Exercise
Each record is to be printed again exactly, though not its pictures.

Dataset excerpts
BEGIN
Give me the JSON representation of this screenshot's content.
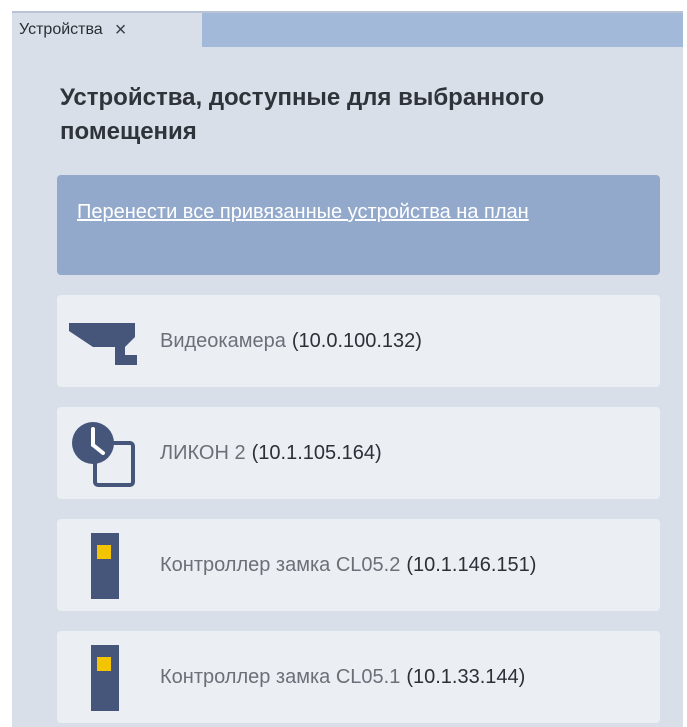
{
  "tab": {
    "label": "Устройства",
    "close_glyph": "×"
  },
  "section": {
    "title": "Устройства, доступные для выбранного помещения",
    "move_all_link": "Перенести все привязанные устройства на план"
  },
  "devices": [
    {
      "name": "Видеокамера",
      "address": "(10.0.100.132)",
      "icon": "camera-icon"
    },
    {
      "name": "ЛИКОН 2",
      "address": "(10.1.105.164)",
      "icon": "clock-reader-icon"
    },
    {
      "name": "Контроллер замка CL05.2",
      "address": "(10.1.146.151)",
      "icon": "lock-controller-icon"
    },
    {
      "name": "Контроллер замка CL05.1",
      "address": "(10.1.33.144)",
      "icon": "lock-controller-icon"
    }
  ],
  "colors": {
    "panel_bg": "#d9dfe8",
    "tabbar_bg": "#a2b9d9",
    "link_button_bg": "#93a9cc",
    "card_bg": "#ebeef3",
    "icon_dark": "#45567a",
    "icon_accent": "#f5c400"
  }
}
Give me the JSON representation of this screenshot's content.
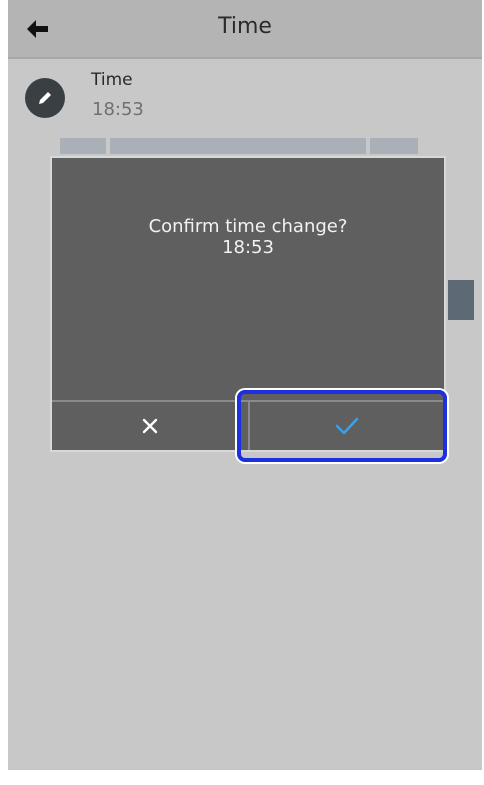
{
  "header": {
    "title": "Time",
    "back_icon": "back-arrow-icon"
  },
  "setting": {
    "label": "Time",
    "value": "18:53",
    "icon": "edit-pencil-icon"
  },
  "dialog": {
    "message_line1": "Confirm time change?",
    "message_line2": "18:53",
    "cancel_icon": "close-icon",
    "confirm_icon": "checkmark-icon"
  },
  "colors": {
    "highlight": "#1d2fe0",
    "check": "#3aa0e8",
    "dialog_bg": "#5f5f5f",
    "screen_bg": "#c8c8c8"
  }
}
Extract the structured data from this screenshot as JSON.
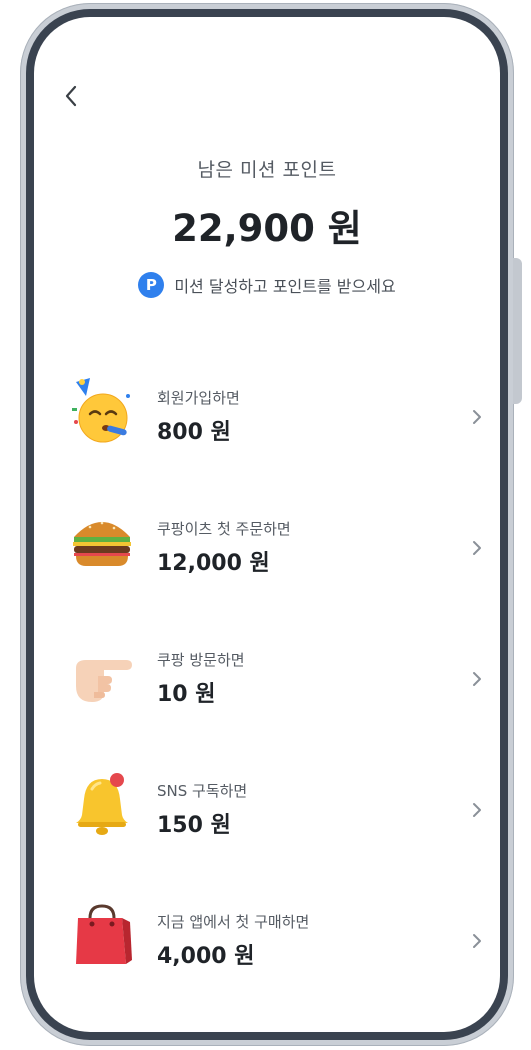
{
  "header": {
    "subtitle": "남은 미션 포인트",
    "points": "22,900 원",
    "hint_badge": "P",
    "hint_text": "미션 달성하고 포인트를 받으세요"
  },
  "missions": [
    {
      "label": "회원가입하면",
      "reward": "800 원",
      "icon": "party-face-icon"
    },
    {
      "label": "쿠팡이츠 첫 주문하면",
      "reward": "12,000 원",
      "icon": "hamburger-icon"
    },
    {
      "label": "쿠팡 방문하면",
      "reward": "10 원",
      "icon": "pointing-hand-icon"
    },
    {
      "label": "SNS 구독하면",
      "reward": "150 원",
      "icon": "bell-icon"
    },
    {
      "label": "지금 앱에서 첫 구매하면",
      "reward": "4,000 원",
      "icon": "shopping-bag-icon"
    }
  ],
  "colors": {
    "accent": "#2f80ed",
    "text_primary": "#1f2328",
    "text_secondary": "#555b63",
    "frame": "#3a4350"
  }
}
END
Written response
Give me the JSON representation of this screenshot's content.
{
  "tab": {
    "label": "Устройства",
    "close_glyph": "×"
  },
  "section": {
    "title": "Устройства, доступные для выбранного помещения",
    "move_all_link": "Перенести все привязанные устройства на план"
  },
  "devices": [
    {
      "name": "Видеокамера",
      "address": "(10.0.100.132)",
      "icon": "camera-icon"
    },
    {
      "name": "ЛИКОН 2",
      "address": "(10.1.105.164)",
      "icon": "clock-reader-icon"
    },
    {
      "name": "Контроллер замка CL05.2",
      "address": "(10.1.146.151)",
      "icon": "lock-controller-icon"
    },
    {
      "name": "Контроллер замка CL05.1",
      "address": "(10.1.33.144)",
      "icon": "lock-controller-icon"
    }
  ],
  "colors": {
    "panel_bg": "#d9dfe8",
    "tabbar_bg": "#a2b9d9",
    "link_button_bg": "#93a9cc",
    "card_bg": "#ebeef3",
    "icon_dark": "#45567a",
    "icon_accent": "#f5c400"
  }
}
Give me the JSON representation of this screenshot's content.
{
  "header": {
    "title": "Time",
    "back_icon": "back-arrow-icon"
  },
  "setting": {
    "label": "Time",
    "value": "18:53",
    "icon": "edit-pencil-icon"
  },
  "dialog": {
    "message_line1": "Confirm time change?",
    "message_line2": "18:53",
    "cancel_icon": "close-icon",
    "confirm_icon": "checkmark-icon"
  },
  "colors": {
    "highlight": "#1d2fe0",
    "check": "#3aa0e8",
    "dialog_bg": "#5f5f5f",
    "screen_bg": "#c8c8c8"
  }
}
Extract the structured data from this screenshot as JSON.
{
  "header": {
    "subtitle": "남은 미션 포인트",
    "points": "22,900 원",
    "hint_badge": "P",
    "hint_text": "미션 달성하고 포인트를 받으세요"
  },
  "missions": [
    {
      "label": "회원가입하면",
      "reward": "800 원",
      "icon": "party-face-icon"
    },
    {
      "label": "쿠팡이츠 첫 주문하면",
      "reward": "12,000 원",
      "icon": "hamburger-icon"
    },
    {
      "label": "쿠팡 방문하면",
      "reward": "10 원",
      "icon": "pointing-hand-icon"
    },
    {
      "label": "SNS 구독하면",
      "reward": "150 원",
      "icon": "bell-icon"
    },
    {
      "label": "지금 앱에서 첫 구매하면",
      "reward": "4,000 원",
      "icon": "shopping-bag-icon"
    }
  ],
  "colors": {
    "accent": "#2f80ed",
    "text_primary": "#1f2328",
    "text_secondary": "#555b63",
    "frame": "#3a4350"
  }
}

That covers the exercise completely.